“I haven’t seen the fourth draft yet, but I sent in my recommendations,” added lead bassist Pat Burke. “OK, I can see some people getting a bit unnerved with the scene behind the 7-11, but as far as the taxi cab shoot and the rest of it, well it seems pretty straight up rock and roll if you ask me. I really can’t see the issues with some of this. People are going to just have to deal with it.”

“We’re shooting a video? Are you sure? When is this happening?” asked Tommy Gunn. “Nobody told me anything about this. No one ever tells me anything. Does Tommy Craig know about this?”




Bruning and Martindale Shoot Scene for ‘Skum Rocks!’

On Saturday morning the ‘Skum Rocks!’ film crew headed over to Miami Beach for the shooting of a hilarious scene for the upcoming the movie ‘Skum Rocks!’. The scene entails two members of the band’s entourage that are caught abusing their power of access granted by the band, to get young girls. What else is new?
The band’s tour manager, Steve Martindale, was in bed wearing his colorfully printed boxers totally mesmerized by Errabella Victoria’s sexy attire. “They told me I would be with someone hot, and they weren’t kidding. It’s just like the old days with these guys, never a shortage of beautiful women. I hope we tour again.” But sparkling sequenced bras and tight black miniskirts were not the only highlight of the day, witnessing Victoria jolt across the room in 6 inch heels as Martindale chased after her to no avail, was quite an experience.
“[It was a] great shoot with the guys. This film is over the top, I can’t wait to see this. ” Errabella further explained her past experiences running in heels, saying “its not easy.”

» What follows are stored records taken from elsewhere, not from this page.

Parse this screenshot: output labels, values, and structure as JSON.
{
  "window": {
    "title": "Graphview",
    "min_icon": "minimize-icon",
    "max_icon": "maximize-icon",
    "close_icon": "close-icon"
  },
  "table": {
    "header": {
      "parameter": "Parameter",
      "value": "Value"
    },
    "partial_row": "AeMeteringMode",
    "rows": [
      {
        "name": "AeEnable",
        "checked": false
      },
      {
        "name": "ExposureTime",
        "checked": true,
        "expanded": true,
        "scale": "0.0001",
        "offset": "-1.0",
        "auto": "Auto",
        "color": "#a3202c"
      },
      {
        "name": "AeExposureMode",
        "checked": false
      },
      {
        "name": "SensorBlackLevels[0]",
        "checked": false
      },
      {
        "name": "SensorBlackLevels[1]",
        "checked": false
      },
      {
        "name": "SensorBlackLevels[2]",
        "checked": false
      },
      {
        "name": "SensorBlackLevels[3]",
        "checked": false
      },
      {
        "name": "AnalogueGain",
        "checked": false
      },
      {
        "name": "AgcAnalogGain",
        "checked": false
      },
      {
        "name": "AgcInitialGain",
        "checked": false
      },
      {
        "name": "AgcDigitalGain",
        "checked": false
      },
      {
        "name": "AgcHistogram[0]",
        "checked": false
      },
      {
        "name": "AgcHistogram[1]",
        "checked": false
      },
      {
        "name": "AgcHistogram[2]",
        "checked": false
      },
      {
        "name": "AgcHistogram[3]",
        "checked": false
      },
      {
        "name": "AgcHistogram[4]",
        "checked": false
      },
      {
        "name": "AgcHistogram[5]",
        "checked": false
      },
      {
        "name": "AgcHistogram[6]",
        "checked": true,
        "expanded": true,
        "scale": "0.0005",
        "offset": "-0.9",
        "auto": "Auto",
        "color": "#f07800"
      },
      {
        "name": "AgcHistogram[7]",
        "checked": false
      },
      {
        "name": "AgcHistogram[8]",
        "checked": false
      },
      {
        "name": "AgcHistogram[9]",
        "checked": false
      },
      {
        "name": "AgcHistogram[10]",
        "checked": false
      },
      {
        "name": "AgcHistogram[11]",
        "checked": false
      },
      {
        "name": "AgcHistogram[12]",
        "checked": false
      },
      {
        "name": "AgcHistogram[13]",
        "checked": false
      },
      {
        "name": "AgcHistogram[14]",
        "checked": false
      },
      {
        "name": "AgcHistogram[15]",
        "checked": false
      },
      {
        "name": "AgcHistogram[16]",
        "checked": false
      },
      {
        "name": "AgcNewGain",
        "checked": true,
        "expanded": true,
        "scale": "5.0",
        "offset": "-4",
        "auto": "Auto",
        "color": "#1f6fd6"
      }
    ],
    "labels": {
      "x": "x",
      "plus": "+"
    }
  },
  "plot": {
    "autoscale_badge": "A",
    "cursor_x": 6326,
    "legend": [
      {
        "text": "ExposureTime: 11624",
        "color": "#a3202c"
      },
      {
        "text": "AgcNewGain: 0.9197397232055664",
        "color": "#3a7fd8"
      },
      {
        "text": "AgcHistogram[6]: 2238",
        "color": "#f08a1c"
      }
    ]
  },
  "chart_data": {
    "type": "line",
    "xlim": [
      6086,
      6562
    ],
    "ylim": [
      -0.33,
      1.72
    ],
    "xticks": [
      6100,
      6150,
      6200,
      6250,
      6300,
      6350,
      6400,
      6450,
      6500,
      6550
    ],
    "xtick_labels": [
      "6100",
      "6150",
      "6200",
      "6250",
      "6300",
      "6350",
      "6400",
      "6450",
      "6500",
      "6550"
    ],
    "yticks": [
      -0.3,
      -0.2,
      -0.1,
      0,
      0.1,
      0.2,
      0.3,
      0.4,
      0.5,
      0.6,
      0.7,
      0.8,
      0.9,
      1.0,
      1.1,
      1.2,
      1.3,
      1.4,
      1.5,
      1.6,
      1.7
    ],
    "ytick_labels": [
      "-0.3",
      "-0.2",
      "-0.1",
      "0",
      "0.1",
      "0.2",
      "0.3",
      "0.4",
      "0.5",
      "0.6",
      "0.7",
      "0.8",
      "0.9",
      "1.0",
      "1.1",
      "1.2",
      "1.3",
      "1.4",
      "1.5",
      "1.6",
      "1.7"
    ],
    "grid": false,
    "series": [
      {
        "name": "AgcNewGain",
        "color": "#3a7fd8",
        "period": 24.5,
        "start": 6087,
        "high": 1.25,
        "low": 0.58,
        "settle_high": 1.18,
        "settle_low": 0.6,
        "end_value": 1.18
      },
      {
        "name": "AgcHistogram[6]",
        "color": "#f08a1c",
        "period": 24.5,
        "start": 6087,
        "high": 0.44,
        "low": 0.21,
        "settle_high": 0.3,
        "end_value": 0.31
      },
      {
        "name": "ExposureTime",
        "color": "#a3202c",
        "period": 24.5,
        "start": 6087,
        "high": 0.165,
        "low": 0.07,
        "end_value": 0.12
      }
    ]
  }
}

If this didn’t already have you bursting into laughter, Walter Bruning and Tiffany Hayden’s simultaneous and morally questionable emersion from the bathroom in scanty attire would surely have you in tears.
Hayden said she “[absolutely] loved it. Being a part of this is totally cool.” Her cheetah print corset and matching heels had the whole crew salivating, “The shoot went well, Errabella and Tiffany looked hot as hell, and Walter is the best” said Erix Mercedes, camera man and editor.

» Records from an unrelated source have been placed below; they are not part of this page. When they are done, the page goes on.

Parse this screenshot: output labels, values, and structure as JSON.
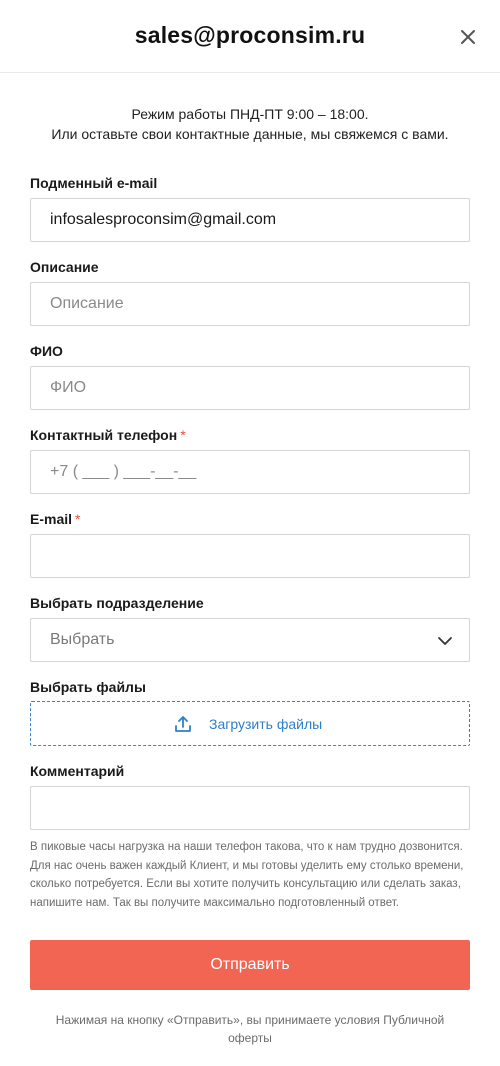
{
  "header": {
    "title": "sales@proconsim.ru",
    "close_icon": "close-icon"
  },
  "intro": {
    "line1": "Режим работы ПНД-ПТ 9:00 – 18:00.",
    "line2": "Или оставьте свои контактные данные, мы свяжемся с вами."
  },
  "fields": {
    "alt_email": {
      "label": "Подменный e-mail",
      "value": "infosalesproconsim@gmail.com",
      "placeholder": ""
    },
    "description": {
      "label": "Описание",
      "value": "",
      "placeholder": "Описание"
    },
    "fio": {
      "label": "ФИО",
      "value": "",
      "placeholder": "ФИО"
    },
    "phone": {
      "label": "Контактный телефон",
      "required_mark": "*",
      "value": "",
      "placeholder": "+7 ( ___ ) ___-__-__"
    },
    "email": {
      "label": "E-mail",
      "required_mark": "*",
      "value": "",
      "placeholder": ""
    },
    "department": {
      "label": "Выбрать подразделение",
      "selected": "Выбрать",
      "chevron_icon": "chevron-down-icon"
    },
    "files": {
      "label": "Выбрать файлы",
      "upload_label": "Загрузить файлы",
      "upload_icon": "upload-icon"
    },
    "comment": {
      "label": "Комментарий",
      "value": "",
      "placeholder": ""
    }
  },
  "note": "В пиковые часы нагрузка на наши телефон такова, что к нам трудно дозвонится. Для нас очень важен каждый Клиент, и мы готовы уделить ему столько времени, сколько потребуется. Если вы хотите получить консультацию или сделать заказ, напишите нам. Так вы получите максимально подготовленный ответ.",
  "submit_label": "Отправить",
  "footer": "Нажимая на кнопку «Отправить», вы принимаете условия Публичной оферты",
  "colors": {
    "accent": "#f26552",
    "link": "#2f7fc8",
    "required": "#e74c3c"
  }
}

The shoot was a definite success and Bruning’s words summarized the day perfectly, “I loved the ladies, and this was all about them. Its always about them.”
Andrea Rey